The Room (2003)
I can tell you that Tommy Wiseau's The Room is the biggest cult film going today, and it can still be found in theatres and college campuses around the country. It also takes the Rocky Horror torch with devoted fans that arrive at midnight screenings dressed as various characters and bringing props. For me, though, I can't imagine sitting through it a second time, let alone the dozens of viewings many are already claiming.
The Room is one of those bad movies that is nearly impossible to describe into words the experience of watching it. It's so far beyond incompetent, that about all I can do is try to describe the events as they happen, such as they are.
Tommy Wiseau not only directed The Room, but he wrote, produced and stars in it as well. As the movie opens, Wiseau arrives at his apartment that he shares with his fiancee Juliette Danielle. He has bought her a nightie and they go up to their bedroom for sex. Sex is briefly interrupted by teen neighbor Philip Haldiman, who "likes to watch", but he is sent on his way and our lovers proceed to screw for about 5 full minutes while a very dreadful smooth soul tune blares on the soundtrack and the ever-moving camera spins around the bed filming through gauzy sheets. This is followed by another sex scene between Danielle and Greg Sestero, who plays Wiseau's "best friend" (we know this because it is mentioned about a thousand times), which is shot on the stairwell....cue another dreadful song and spinning camera. And then this is followed by a THIRD sex scene between Danielle and Wiseau which is essentially like the first. So, what's the plot? Danielle doesn't love Wiseau anymore and wants to be with Sestero. Excitement.
But The Room is less about story and more about incompetence in every department. The screenplay? Laughable. Just about every scene begins with someone opening the front door followed by "Hi,____", "Oh, Hi_____" Every character in the movie talks about how wonderful Wiseau is and that Danielle shouldn't dump him ("But I don't love him" is also repeated about a thousand times). Carolyn Minnot plays Danielle's mother who warns her daughter that "Marriage doesn't have anything to do with love" and "I haven't been happy since my first marriage", then she casually mentions she's dying of breast cancer, but like every other plot point it's forgotten about in record time.

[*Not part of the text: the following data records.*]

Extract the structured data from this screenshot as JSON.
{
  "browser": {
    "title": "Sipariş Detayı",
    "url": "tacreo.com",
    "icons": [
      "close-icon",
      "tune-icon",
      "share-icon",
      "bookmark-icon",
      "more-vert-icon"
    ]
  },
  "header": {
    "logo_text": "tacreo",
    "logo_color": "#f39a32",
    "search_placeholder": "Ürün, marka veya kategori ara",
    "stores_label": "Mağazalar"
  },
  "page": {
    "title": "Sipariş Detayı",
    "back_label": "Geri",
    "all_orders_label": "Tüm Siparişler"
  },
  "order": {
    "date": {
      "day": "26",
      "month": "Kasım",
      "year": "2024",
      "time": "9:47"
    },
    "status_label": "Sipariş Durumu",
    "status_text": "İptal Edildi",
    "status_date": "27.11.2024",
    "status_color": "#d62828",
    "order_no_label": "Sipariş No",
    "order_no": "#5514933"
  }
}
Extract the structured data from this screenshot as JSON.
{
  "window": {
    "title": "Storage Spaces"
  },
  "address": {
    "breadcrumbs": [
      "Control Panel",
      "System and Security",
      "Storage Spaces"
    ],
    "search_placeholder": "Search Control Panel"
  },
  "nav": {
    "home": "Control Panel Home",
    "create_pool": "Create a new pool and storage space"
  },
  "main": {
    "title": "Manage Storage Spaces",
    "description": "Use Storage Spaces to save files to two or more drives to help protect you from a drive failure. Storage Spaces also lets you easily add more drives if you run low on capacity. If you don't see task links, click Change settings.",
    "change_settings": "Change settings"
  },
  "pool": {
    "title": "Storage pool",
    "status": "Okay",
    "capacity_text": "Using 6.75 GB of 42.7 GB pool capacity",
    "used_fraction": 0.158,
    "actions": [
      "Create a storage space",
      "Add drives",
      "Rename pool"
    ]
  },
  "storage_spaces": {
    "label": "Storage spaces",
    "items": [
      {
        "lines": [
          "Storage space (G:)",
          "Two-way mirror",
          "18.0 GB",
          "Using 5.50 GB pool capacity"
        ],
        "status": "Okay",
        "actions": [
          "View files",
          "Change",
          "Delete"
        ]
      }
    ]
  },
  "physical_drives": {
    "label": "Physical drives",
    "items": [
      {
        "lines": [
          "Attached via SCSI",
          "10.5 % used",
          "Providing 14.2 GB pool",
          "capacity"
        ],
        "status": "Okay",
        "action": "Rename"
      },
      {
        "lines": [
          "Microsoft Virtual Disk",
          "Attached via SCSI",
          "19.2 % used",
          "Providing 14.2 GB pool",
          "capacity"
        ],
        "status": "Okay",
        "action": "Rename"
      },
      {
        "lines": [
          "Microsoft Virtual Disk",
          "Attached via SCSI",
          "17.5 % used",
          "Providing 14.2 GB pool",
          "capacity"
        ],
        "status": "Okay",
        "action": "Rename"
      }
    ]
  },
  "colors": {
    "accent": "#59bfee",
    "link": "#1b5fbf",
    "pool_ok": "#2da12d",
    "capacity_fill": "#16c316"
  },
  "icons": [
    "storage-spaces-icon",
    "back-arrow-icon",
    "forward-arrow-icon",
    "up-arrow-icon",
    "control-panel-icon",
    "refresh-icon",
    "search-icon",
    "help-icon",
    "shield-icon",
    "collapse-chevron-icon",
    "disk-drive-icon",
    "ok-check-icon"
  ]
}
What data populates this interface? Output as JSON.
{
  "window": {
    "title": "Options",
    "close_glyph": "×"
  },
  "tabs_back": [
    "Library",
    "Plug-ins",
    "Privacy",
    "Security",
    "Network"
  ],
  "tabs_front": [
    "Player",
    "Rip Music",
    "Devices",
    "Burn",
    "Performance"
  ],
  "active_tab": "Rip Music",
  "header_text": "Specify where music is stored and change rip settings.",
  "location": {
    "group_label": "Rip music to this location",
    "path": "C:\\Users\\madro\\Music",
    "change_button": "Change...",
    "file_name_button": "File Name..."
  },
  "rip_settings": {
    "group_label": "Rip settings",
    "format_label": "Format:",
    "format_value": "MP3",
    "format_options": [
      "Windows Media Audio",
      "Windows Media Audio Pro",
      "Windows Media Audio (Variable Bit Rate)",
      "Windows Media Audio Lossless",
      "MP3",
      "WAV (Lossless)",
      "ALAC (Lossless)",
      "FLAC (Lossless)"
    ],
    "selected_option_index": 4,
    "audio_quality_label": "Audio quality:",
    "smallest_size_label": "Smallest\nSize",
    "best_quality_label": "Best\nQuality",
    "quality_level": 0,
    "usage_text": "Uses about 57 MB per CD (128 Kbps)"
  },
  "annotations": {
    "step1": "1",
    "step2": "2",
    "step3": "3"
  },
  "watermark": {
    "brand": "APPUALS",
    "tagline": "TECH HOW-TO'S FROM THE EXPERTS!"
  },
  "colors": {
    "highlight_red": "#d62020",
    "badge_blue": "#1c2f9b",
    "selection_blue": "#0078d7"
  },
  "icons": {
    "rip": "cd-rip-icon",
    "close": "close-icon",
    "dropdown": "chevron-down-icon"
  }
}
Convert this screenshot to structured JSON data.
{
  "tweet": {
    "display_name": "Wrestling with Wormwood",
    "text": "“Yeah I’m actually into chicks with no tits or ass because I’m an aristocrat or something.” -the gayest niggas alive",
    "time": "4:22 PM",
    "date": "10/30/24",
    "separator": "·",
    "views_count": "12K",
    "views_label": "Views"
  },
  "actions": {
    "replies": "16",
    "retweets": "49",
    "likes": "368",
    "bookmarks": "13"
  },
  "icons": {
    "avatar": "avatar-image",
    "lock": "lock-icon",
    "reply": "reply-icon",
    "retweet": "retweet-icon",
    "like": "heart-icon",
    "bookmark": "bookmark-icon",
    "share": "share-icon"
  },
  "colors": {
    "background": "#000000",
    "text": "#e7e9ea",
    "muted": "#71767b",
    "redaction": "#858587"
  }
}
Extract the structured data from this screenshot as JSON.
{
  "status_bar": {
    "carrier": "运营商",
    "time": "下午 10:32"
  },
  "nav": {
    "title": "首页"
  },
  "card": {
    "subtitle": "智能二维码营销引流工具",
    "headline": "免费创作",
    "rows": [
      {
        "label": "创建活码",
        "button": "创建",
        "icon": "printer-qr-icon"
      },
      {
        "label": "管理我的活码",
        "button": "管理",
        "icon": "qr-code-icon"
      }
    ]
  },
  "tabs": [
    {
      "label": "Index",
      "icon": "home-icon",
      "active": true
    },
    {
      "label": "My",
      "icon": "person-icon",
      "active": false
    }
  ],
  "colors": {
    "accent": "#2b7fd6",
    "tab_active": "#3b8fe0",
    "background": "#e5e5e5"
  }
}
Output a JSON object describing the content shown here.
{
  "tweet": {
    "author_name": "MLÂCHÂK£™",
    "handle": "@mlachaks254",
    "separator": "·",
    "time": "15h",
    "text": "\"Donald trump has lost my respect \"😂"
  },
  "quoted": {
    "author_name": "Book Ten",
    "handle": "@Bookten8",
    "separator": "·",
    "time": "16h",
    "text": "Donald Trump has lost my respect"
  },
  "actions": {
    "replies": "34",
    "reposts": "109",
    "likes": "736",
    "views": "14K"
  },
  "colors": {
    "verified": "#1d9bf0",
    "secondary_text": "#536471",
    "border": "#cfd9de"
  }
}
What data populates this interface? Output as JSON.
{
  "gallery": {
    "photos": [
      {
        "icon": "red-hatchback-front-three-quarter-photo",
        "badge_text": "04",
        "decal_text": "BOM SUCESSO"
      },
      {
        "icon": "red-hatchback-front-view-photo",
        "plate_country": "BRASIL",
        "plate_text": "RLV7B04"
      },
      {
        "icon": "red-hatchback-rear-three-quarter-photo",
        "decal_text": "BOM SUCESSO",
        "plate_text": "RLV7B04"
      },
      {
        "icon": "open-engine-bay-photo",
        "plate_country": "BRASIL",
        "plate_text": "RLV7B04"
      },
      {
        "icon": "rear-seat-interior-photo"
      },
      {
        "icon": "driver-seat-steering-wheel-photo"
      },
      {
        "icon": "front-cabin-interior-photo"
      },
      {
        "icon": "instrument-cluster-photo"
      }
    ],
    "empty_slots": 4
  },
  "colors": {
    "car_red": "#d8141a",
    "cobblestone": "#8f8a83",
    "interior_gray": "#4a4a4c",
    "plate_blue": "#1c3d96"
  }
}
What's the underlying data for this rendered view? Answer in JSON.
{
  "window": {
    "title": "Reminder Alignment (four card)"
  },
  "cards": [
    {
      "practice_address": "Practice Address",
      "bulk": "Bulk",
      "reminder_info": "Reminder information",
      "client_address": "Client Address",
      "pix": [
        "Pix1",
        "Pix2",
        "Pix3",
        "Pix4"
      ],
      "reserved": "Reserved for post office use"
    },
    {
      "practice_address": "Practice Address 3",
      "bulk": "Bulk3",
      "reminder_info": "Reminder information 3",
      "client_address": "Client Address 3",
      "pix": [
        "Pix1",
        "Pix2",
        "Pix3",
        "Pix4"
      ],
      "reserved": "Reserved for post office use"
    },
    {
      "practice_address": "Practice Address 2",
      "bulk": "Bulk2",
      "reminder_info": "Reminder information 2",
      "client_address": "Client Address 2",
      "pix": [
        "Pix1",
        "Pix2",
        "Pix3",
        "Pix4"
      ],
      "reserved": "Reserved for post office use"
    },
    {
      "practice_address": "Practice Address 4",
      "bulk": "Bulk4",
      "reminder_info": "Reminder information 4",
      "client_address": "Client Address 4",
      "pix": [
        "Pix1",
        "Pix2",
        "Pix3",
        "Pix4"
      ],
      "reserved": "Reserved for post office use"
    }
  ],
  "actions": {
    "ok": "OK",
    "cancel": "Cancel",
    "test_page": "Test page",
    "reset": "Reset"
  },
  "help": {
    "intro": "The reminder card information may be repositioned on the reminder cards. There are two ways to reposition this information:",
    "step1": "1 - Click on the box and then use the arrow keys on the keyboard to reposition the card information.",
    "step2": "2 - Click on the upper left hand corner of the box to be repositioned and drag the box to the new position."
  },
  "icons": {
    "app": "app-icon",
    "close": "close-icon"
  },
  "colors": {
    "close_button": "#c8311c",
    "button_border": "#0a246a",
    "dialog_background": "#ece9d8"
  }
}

Also disregarded is Haldiman's drug problem; he's assaulted by a criminal on the roof of their apartment building, but is saved from injury when EVERY SINGLE CHARACTER suddenly bursts through the door to stop him (Is Haldiman a dealer? A user? we never know). It's mentioned that Haldiman has been sort of adopted by Wiseau, who pays his rent and is going to pay for his tuition regardless of the fact that his job consists of "doing deals" at a bank. Wiseau should hold off on the tuition because, as written, Haldiman comes off as if his character is either brain-damaged or emotionally stunted at the age of 11. He constantly wants to "play football" that consists of standing about three feet away from others and tossing a ball (and yes, at one point someone does get injured). One "football game" has Wiseau, Sestero, Haldiman and another character standing in an alley and tossing the ball while wearing tuxedos. Why? Wedding photos, despite the many times we're told the wedding is months away. Anyway, Wiseau finds out about Danielle and Sestero and then screams and wrecks his bedroom before eating a bullet.
The insanity described above doesn't even scratch the surface of the ineptitude on display in The Room. The acting by all involved is wretched beyond belief, the worst being the deeply creepy and unappealing Wiseau himself who punctuates almost every line with a bizarre, unsettling chuckle (not to mention his strange, undefined accent). All the characters just enter a room, stiffly deliver the awful dialogue, and then exit. With the exception of the dizzying sex scenes, the camerawork is also embalmed. And the score consists of musical cues that even soap operas would find overwrought
And there is still more. But there's just not enough space here to go into it all. You'll just have to experience The Room for yourself to really appreciate how horrific an independent ego-trip could be.